### [WHAT TO WORK ON]
Sort through the entries below and pull out lines containing the word "JSON".

[Excerpts from an interface dataset]
* * *

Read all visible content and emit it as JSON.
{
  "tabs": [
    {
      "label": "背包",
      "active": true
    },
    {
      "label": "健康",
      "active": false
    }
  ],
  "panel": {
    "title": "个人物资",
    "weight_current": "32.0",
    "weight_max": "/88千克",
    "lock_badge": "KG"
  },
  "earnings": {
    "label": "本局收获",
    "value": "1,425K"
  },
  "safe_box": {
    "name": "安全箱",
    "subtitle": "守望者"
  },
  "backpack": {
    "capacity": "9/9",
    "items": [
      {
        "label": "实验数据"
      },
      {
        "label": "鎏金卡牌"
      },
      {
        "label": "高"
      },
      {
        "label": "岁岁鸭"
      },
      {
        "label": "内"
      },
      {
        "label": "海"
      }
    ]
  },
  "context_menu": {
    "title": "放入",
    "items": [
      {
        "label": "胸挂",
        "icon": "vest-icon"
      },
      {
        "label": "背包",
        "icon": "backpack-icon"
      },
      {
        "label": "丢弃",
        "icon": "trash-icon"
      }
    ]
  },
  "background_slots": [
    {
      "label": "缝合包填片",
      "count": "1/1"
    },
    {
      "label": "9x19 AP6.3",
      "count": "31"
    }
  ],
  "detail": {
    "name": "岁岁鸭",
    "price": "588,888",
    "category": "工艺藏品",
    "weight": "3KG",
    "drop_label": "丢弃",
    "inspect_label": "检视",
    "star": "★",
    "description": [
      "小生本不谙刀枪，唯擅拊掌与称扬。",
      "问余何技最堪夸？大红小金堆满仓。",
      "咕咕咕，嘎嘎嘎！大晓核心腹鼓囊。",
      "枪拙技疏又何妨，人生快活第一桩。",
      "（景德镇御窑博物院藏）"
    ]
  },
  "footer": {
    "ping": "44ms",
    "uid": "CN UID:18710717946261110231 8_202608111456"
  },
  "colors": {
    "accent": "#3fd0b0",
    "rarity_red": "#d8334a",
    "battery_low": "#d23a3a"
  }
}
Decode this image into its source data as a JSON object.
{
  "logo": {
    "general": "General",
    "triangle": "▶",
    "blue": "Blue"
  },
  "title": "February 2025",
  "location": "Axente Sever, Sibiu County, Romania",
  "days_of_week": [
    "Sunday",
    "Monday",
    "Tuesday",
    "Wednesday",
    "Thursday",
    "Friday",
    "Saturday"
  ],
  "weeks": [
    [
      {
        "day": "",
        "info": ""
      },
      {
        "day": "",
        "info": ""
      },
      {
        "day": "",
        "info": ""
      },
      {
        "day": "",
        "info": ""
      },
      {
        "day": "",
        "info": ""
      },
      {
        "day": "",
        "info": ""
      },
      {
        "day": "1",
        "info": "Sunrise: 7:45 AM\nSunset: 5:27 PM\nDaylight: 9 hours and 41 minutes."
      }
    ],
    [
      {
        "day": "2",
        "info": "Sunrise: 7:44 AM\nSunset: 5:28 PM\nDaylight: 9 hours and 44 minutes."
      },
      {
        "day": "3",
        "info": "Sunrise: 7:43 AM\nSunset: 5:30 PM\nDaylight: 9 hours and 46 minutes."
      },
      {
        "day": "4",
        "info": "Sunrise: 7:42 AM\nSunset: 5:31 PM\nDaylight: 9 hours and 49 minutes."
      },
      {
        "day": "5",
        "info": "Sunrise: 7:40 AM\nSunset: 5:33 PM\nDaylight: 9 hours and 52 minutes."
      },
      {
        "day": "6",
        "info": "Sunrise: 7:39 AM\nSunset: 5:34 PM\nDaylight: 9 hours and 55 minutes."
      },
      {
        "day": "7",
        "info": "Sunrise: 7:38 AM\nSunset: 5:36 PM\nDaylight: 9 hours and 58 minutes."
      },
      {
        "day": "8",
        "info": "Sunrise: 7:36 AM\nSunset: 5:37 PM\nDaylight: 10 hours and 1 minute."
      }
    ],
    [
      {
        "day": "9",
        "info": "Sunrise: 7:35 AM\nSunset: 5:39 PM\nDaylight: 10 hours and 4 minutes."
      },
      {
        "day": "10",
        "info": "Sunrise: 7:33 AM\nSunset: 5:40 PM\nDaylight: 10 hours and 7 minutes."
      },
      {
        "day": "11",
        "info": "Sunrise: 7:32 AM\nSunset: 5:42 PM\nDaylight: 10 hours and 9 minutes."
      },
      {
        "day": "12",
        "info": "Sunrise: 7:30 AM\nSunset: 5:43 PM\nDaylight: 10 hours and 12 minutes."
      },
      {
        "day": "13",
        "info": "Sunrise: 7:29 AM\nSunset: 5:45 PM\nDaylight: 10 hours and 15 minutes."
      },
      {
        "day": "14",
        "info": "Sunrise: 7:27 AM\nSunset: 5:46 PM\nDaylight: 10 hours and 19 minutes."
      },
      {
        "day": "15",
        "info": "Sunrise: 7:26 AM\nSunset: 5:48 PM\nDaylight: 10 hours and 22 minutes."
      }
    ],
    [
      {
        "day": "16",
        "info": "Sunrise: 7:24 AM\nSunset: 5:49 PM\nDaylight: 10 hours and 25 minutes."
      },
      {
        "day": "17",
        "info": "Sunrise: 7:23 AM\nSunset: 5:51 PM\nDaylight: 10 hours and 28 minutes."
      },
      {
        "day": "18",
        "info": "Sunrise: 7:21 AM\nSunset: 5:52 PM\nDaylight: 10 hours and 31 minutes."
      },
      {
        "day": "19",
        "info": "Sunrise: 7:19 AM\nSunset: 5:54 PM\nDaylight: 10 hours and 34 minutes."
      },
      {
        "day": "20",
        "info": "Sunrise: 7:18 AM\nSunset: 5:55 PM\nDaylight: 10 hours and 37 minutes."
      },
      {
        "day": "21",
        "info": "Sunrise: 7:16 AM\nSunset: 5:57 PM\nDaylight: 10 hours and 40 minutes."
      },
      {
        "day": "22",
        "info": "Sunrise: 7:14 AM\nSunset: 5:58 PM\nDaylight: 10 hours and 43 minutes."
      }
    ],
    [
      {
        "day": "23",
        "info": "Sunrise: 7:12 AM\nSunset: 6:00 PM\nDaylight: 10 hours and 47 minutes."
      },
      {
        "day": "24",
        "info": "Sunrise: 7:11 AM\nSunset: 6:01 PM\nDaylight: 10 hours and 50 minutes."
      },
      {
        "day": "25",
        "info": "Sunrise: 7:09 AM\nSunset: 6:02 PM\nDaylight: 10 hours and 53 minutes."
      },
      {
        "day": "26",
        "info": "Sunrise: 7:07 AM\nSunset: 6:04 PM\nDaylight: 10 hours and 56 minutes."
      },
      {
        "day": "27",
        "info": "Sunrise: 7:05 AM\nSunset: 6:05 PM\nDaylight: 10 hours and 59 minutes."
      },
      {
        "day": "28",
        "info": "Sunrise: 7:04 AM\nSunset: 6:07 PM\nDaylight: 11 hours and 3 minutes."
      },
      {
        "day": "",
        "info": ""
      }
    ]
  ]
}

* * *

### [WRITTEN ANSWER]
Read all visible content and emit it as JSON.
Decode this image into its source data as a JSON object.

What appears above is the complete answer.